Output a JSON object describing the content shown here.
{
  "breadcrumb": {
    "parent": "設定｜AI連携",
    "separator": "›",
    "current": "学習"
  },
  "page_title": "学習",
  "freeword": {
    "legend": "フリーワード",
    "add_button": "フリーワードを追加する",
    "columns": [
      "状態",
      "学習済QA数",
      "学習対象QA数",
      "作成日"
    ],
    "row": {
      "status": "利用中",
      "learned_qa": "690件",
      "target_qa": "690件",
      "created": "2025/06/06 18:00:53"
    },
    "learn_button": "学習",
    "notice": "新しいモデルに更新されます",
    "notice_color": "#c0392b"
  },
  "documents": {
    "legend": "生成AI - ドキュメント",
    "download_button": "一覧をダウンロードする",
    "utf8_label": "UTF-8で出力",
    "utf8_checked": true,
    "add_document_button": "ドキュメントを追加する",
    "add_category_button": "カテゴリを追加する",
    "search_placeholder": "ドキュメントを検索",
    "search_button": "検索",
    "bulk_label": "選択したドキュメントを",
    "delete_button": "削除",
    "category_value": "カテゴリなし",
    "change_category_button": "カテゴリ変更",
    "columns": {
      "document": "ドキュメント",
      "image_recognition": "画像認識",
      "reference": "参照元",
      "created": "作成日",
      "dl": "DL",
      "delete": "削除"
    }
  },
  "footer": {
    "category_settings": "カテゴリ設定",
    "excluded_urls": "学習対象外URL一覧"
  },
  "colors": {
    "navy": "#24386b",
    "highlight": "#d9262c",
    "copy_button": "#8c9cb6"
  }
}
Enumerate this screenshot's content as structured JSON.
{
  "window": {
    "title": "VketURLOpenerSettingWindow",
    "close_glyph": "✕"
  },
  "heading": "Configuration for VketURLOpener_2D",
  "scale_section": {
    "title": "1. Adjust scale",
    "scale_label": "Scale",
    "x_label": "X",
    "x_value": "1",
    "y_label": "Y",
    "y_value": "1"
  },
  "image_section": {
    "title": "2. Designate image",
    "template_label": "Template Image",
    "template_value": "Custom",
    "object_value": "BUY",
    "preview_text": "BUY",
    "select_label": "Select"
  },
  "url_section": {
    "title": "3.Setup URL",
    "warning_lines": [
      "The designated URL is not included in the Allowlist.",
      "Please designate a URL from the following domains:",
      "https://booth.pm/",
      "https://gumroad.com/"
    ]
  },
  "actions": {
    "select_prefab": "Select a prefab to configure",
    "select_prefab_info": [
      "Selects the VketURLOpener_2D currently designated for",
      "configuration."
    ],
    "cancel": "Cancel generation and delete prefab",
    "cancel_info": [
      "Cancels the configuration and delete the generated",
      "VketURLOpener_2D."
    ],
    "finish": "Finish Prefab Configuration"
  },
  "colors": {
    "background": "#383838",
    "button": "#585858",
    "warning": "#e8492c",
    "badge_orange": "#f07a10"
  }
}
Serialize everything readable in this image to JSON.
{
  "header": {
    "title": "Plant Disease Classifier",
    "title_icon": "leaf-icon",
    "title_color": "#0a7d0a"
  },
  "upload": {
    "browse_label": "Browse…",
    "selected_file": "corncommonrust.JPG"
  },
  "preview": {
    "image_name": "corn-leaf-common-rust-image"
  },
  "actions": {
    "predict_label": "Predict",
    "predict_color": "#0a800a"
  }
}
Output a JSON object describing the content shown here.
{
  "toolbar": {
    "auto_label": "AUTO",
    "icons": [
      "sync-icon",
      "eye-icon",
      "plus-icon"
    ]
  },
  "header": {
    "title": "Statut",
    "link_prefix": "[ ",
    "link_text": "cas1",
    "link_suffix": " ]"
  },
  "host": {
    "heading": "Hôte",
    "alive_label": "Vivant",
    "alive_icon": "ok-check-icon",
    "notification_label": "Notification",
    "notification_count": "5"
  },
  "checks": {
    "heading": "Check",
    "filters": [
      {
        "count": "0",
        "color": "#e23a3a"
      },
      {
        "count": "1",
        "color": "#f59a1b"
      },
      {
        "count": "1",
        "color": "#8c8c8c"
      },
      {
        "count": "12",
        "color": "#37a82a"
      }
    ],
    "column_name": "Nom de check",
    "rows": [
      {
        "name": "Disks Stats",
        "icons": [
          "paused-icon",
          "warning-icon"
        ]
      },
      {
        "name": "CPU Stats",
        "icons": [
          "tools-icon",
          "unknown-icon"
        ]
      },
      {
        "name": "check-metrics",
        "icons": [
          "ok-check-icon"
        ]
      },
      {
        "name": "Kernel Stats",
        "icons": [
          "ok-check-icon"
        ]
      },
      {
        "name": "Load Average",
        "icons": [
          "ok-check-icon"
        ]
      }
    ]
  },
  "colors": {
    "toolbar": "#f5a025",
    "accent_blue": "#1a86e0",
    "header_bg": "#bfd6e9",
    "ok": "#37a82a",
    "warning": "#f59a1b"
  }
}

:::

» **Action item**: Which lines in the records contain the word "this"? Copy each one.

» **Written response**:
Enumerate this screenshot's content as structured JSON.
Serialize everything readable in this image to JSON.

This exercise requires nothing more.